| Work required |
Exclude the pictures, then restate every entry below exactly.

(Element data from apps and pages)
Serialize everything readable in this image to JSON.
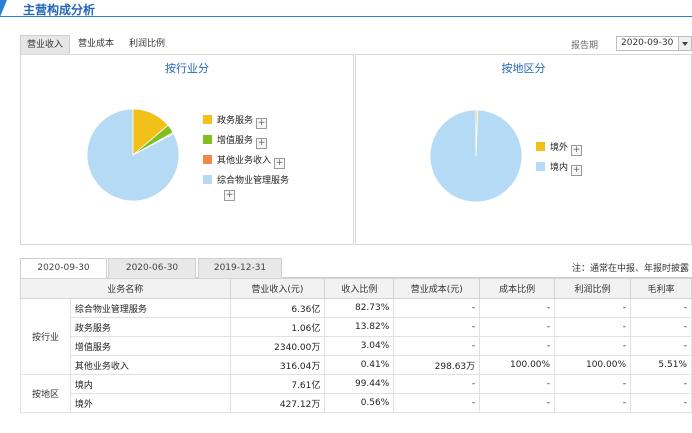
{
  "header": {
    "title": "主营构成分析"
  },
  "tabs": [
    {
      "label": "营业收入"
    },
    {
      "label": "营业成本"
    },
    {
      "label": "利润比例"
    }
  ],
  "period": {
    "label": "报告期",
    "value": "2020-09-30"
  },
  "industry_panel": {
    "title": "按行业分",
    "legend": [
      {
        "label": "政务服务",
        "color": "#f2c119"
      },
      {
        "label": "增值服务",
        "color": "#7fbf1f"
      },
      {
        "label": "其他业务收入",
        "color": "#f08a4b"
      },
      {
        "label": "综合物业管理服务",
        "color": "#b5daf6"
      }
    ]
  },
  "region_panel": {
    "title": "按地区分",
    "legend": [
      {
        "label": "境外",
        "color": "#f2c119"
      },
      {
        "label": "境内",
        "color": "#b5daf6"
      }
    ]
  },
  "chart_data": [
    {
      "type": "pie",
      "title": "按行业分",
      "labels": [
        "综合物业管理服务",
        "政务服务",
        "增值服务",
        "其他业务收入"
      ],
      "values": [
        82.73,
        13.82,
        3.04,
        0.41
      ],
      "colors": [
        "#b5daf6",
        "#f2c119",
        "#7fbf1f",
        "#f08a4b"
      ]
    },
    {
      "type": "pie",
      "title": "按地区分",
      "labels": [
        "境内",
        "境外"
      ],
      "values": [
        99.44,
        0.56
      ],
      "colors": [
        "#b5daf6",
        "#f2c119"
      ]
    }
  ],
  "date_tabs": [
    {
      "label": "2020-09-30"
    },
    {
      "label": "2020-06-30"
    },
    {
      "label": "2019-12-31"
    }
  ],
  "note": "注：通常在中报、年报时披露",
  "table": {
    "headers": [
      "业务名称",
      "营业收入(元)",
      "收入比例",
      "营业成本(元)",
      "成本比例",
      "利润比例",
      "毛利率"
    ],
    "groups": [
      {
        "label": "按行业",
        "rows": [
          [
            "综合物业管理服务",
            "6.36亿",
            "82.73%",
            "-",
            "-",
            "-",
            "-"
          ],
          [
            "政务服务",
            "1.06亿",
            "13.82%",
            "-",
            "-",
            "-",
            "-"
          ],
          [
            "增值服务",
            "2340.00万",
            "3.04%",
            "-",
            "-",
            "-",
            "-"
          ],
          [
            "其他业务收入",
            "316.04万",
            "0.41%",
            "298.63万",
            "100.00%",
            "100.00%",
            "5.51%"
          ]
        ]
      },
      {
        "label": "按地区",
        "rows": [
          [
            "境内",
            "7.61亿",
            "99.44%",
            "-",
            "-",
            "-",
            "-"
          ],
          [
            "境外",
            "427.12万",
            "0.56%",
            "-",
            "-",
            "-",
            "-"
          ]
        ]
      }
    ]
  }
}
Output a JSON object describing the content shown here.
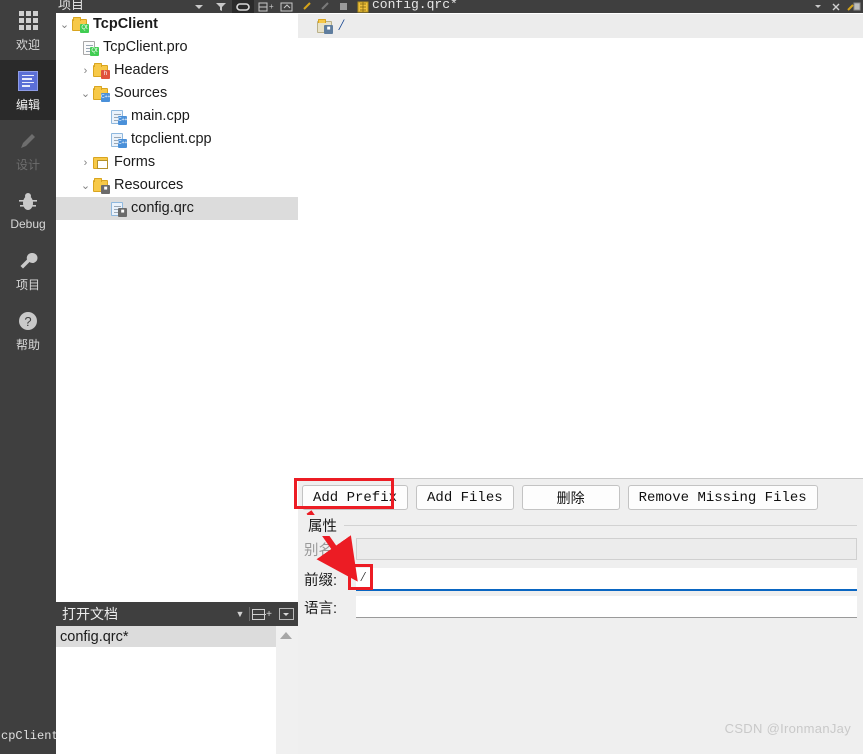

| Written answer |
Serialize everything readable in this image to JSON.
{
  "header": {
    "title": "主营构成分析"
  },
  "tabs": [
    {
      "label": "营业收入"
    },
    {
      "label": "营业成本"
    },
    {
      "label": "利润比例"
    }
  ],
  "period": {
    "label": "报告期",
    "value": "2020-09-30"
  },
  "industry_panel": {
    "title": "按行业分",
    "legend": [
      {
        "label": "政务服务",
        "color": "#f2c119"
      },
      {
        "label": "增值服务",
        "color": "#7fbf1f"
      },
      {
        "label": "其他业务收入",
        "color": "#f08a4b"
      },
      {
        "label": "综合物业管理服务",
        "color": "#b5daf6"
      }
    ]
  },
  "region_panel": {
    "title": "按地区分",
    "legend": [
      {
        "label": "境外",
        "color": "#f2c119"
      },
      {
        "label": "境内",
        "color": "#b5daf6"
      }
    ]
  },
  "chart_data": [
    {
      "type": "pie",
      "title": "按行业分",
      "labels": [
        "综合物业管理服务",
        "政务服务",
        "增值服务",
        "其他业务收入"
      ],
      "values": [
        82.73,
        13.82,
        3.04,
        0.41
      ],
      "colors": [
        "#b5daf6",
        "#f2c119",
        "#7fbf1f",
        "#f08a4b"
      ]
    },
    {
      "type": "pie",
      "title": "按地区分",
      "labels": [
        "境内",
        "境外"
      ],
      "values": [
        99.44,
        0.56
      ],
      "colors": [
        "#b5daf6",
        "#f2c119"
      ]
    }
  ],
  "date_tabs": [
    {
      "label": "2020-09-30"
    },
    {
      "label": "2020-06-30"
    },
    {
      "label": "2019-12-31"
    }
  ],
  "note": "注：通常在中报、年报时披露",
  "table": {
    "headers": [
      "业务名称",
      "营业收入(元)",
      "收入比例",
      "营业成本(元)",
      "成本比例",
      "利润比例",
      "毛利率"
    ],
    "groups": [
      {
        "label": "按行业",
        "rows": [
          [
            "综合物业管理服务",
            "6.36亿",
            "82.73%",
            "-",
            "-",
            "-",
            "-"
          ],
          [
            "政务服务",
            "1.06亿",
            "13.82%",
            "-",
            "-",
            "-",
            "-"
          ],
          [
            "增值服务",
            "2340.00万",
            "3.04%",
            "-",
            "-",
            "-",
            "-"
          ],
          [
            "其他业务收入",
            "316.04万",
            "0.41%",
            "298.63万",
            "100.00%",
            "100.00%",
            "5.51%"
          ]
        ]
      },
      {
        "label": "按地区",
        "rows": [
          [
            "境内",
            "7.61亿",
            "99.44%",
            "-",
            "-",
            "-",
            "-"
          ],
          [
            "境外",
            "427.12万",
            "0.56%",
            "-",
            "-",
            "-",
            "-"
          ]
        ]
      }
    ]
  }
}
Output a JSON object describing the content shown here.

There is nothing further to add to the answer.